Arnaud’s during Prohibition
As New Orleans reveled in the Roaring Twenties, Arnaud’s was doing very well. Then the National Prohibition Act was passed. Many Orleanians didn’t even nod in acknowledgement and continued on their rollicking way.
Throughout the 1920’s liquor continued to be freely poured at Arnaud’s, but rather carefully under the cover of locked private rooms, disappearing back bars and in china coffee cups.
Though the Count was repeatedly fined for selling alcohol, his cavalier attitude remained intact. His mansion was even raided at one point.
Nevertheless, he was finally tossed into jail and the restaurant briefly padlocked. Ultimately, he won over the jury with an impassioned explanation of his philosophy.
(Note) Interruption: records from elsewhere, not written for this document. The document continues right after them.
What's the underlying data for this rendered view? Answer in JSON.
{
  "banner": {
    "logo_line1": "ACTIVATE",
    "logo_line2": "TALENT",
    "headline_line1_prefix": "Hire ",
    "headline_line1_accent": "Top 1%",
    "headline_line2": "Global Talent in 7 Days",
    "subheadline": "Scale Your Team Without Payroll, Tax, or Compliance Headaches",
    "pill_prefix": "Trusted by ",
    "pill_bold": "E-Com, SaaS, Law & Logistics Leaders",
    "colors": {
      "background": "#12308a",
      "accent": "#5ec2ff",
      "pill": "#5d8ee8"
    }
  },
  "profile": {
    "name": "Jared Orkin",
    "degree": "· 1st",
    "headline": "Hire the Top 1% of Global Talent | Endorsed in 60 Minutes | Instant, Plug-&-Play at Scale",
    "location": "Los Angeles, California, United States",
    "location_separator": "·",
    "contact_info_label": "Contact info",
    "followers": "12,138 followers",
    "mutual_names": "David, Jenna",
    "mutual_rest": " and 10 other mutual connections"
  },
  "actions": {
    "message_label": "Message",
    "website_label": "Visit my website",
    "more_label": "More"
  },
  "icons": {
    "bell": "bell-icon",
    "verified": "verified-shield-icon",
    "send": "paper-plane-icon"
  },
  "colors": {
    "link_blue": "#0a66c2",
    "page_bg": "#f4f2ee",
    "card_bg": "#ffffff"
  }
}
He was acquitted as Prohibition ended and the Count turned his infamy into promotion for his restaurant.
Excerpt from Arnaud’s Restaurant Cookbook, by Kit Wohl